I certainly understand the point (and importance of) a burr when sharpening but then I got to thinking that in some sense the really good sharpeners actually form so tiny a burr that I can't even feel it - given that at my age my finger tips aren't as sensitive as a younger persons. (In fact I sometimes use a piece of cheese cloth to help feel for the (larger) burrs I have to form...)
So what is wrong with the following approach to "burrless" sharpening - other than it would take a bit longer than "feeling for a burr"?
1. Use the magic marker trick to make sure the edge is colored
2. Sharpen until it looks like you have removed the magic marker from the tip of the edge.
3. At that point, whip out a 20X magnifier, check if the magic marker is really really gone.
4. If not, sharpen a bit more and repeat step 3.
My reasoning is that if a 20X magnifying glass shows no more magic marker, haven't you reached the edge automatically and thus have produced at least a microscopic burr?
I tried this on a beater knife and my edge was pretty darn good given the knife's steel.
What am I missing if anything?
Most people do more than "microscopic" damage to their edges. To get a nice, pristine edge, free of fatigued, cracked, deformed metal, you probably need to remove a bit more metal than you are describing. That said, there are plenty of people that do fine with nothing more than frequent touch-ups on 5k stones or something like that.
Wouldn't a 20x magnification show you any reasonable burr?
My understanding of the concept of sharpening is that you need *some* formation of a burr, no matter how small.
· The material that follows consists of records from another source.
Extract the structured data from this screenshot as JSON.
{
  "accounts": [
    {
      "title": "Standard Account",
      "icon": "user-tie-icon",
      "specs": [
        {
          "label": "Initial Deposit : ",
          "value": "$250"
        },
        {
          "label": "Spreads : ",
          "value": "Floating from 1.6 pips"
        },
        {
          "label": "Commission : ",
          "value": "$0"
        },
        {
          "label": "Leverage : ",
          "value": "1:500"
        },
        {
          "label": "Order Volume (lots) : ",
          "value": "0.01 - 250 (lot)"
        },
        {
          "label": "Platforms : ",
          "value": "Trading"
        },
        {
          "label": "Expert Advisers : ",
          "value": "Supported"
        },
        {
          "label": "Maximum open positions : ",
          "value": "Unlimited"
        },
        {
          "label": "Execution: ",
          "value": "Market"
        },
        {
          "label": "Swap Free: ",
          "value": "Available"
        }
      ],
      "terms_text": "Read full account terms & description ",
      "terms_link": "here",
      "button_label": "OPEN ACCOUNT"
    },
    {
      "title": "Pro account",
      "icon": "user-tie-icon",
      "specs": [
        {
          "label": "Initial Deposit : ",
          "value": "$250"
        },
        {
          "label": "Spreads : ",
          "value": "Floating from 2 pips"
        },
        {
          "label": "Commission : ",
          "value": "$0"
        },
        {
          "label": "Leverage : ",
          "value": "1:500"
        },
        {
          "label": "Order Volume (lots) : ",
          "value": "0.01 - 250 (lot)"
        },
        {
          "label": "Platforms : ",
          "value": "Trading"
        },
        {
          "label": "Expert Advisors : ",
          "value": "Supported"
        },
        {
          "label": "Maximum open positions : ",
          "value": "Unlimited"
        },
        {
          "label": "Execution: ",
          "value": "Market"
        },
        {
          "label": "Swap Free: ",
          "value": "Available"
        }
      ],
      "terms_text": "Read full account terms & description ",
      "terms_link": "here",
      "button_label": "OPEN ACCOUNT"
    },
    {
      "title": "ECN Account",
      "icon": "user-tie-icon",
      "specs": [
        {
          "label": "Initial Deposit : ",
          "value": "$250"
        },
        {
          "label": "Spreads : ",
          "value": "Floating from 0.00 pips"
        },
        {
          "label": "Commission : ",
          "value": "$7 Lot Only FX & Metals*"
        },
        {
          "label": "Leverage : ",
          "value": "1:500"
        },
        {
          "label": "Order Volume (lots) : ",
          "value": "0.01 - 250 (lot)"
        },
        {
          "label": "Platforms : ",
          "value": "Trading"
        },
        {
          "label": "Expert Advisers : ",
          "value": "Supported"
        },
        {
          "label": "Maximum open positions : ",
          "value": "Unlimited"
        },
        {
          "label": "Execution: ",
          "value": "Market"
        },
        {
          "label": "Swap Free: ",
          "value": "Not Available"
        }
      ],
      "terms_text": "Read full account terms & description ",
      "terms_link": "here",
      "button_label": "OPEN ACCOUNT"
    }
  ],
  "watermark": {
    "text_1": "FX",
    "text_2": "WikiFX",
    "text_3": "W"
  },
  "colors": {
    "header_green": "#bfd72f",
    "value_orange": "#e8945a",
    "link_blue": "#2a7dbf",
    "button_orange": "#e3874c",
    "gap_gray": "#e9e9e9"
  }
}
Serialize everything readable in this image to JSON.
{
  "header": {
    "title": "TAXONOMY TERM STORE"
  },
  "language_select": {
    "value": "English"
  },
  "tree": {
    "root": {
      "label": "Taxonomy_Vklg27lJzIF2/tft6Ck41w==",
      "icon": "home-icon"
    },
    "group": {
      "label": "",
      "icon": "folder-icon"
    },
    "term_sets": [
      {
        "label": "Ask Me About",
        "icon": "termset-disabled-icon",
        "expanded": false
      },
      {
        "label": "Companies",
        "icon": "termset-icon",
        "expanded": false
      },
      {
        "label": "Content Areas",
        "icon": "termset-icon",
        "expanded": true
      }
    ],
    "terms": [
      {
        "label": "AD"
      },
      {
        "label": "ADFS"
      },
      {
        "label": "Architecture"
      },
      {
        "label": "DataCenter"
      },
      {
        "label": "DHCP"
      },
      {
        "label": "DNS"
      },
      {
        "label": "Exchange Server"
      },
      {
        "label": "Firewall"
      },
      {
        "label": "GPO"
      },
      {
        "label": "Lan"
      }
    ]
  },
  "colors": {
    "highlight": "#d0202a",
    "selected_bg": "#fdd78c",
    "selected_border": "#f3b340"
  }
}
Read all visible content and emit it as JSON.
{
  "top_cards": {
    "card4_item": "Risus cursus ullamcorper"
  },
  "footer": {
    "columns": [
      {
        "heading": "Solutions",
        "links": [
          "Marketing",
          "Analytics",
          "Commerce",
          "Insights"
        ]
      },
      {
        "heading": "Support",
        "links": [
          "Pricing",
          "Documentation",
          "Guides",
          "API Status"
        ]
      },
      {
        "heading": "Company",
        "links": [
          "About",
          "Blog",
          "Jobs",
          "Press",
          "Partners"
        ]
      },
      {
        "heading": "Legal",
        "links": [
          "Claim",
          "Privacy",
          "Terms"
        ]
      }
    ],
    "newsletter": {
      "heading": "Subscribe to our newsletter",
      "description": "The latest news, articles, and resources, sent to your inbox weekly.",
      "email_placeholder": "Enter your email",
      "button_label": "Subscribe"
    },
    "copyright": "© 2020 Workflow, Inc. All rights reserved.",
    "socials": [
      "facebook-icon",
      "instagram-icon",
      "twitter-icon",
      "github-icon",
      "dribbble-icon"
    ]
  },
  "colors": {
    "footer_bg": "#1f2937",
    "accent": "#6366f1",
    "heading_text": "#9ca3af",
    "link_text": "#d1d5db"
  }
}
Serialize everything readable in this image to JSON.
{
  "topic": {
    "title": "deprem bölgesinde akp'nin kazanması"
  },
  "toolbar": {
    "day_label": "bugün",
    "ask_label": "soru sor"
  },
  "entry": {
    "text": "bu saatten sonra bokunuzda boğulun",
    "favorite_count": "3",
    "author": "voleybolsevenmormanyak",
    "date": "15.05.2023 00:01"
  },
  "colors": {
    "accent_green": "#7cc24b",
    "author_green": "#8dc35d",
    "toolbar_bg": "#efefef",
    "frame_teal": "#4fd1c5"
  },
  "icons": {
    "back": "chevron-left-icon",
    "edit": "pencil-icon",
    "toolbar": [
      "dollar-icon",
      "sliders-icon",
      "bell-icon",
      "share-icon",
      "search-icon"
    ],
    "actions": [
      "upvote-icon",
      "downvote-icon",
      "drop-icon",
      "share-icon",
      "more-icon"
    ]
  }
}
If you don't have a burr, you haven't reached a *clean* edge as tk59 mentioned. That being said...I would think a burr just visible at 20x would be enough.
I have seen a burr created from one, very light pass on a 10k superstone. Yes it was < 5 microns, but it was there.
That's a good point, I never thought to look for the actual burr, just the removal of the magic marker at the utter edge. Of course, what does a burr look like under 20x, do all burrs look more or less the same at 20x, a kind of bendy rounded metal piece and would the easiest way to see it be too put the microscope on the edge rather than the blade??
Magic marker is Ok for beginning reads on bevels,I would not use it as sharpening tech.Trouble with beginners tips is sometimes they become excess habits.
Burr formation heel to tip is a good teaching,why because your two edges are meeting at a point,then it is a matter of burr removal.Finer stones make smaller burrs & with lite strokes on polishing stones burrs can be taken down to where you can't feel them.That is why touch ups on already sharp knives wt. polish stones can be thought of as burrless sharpening.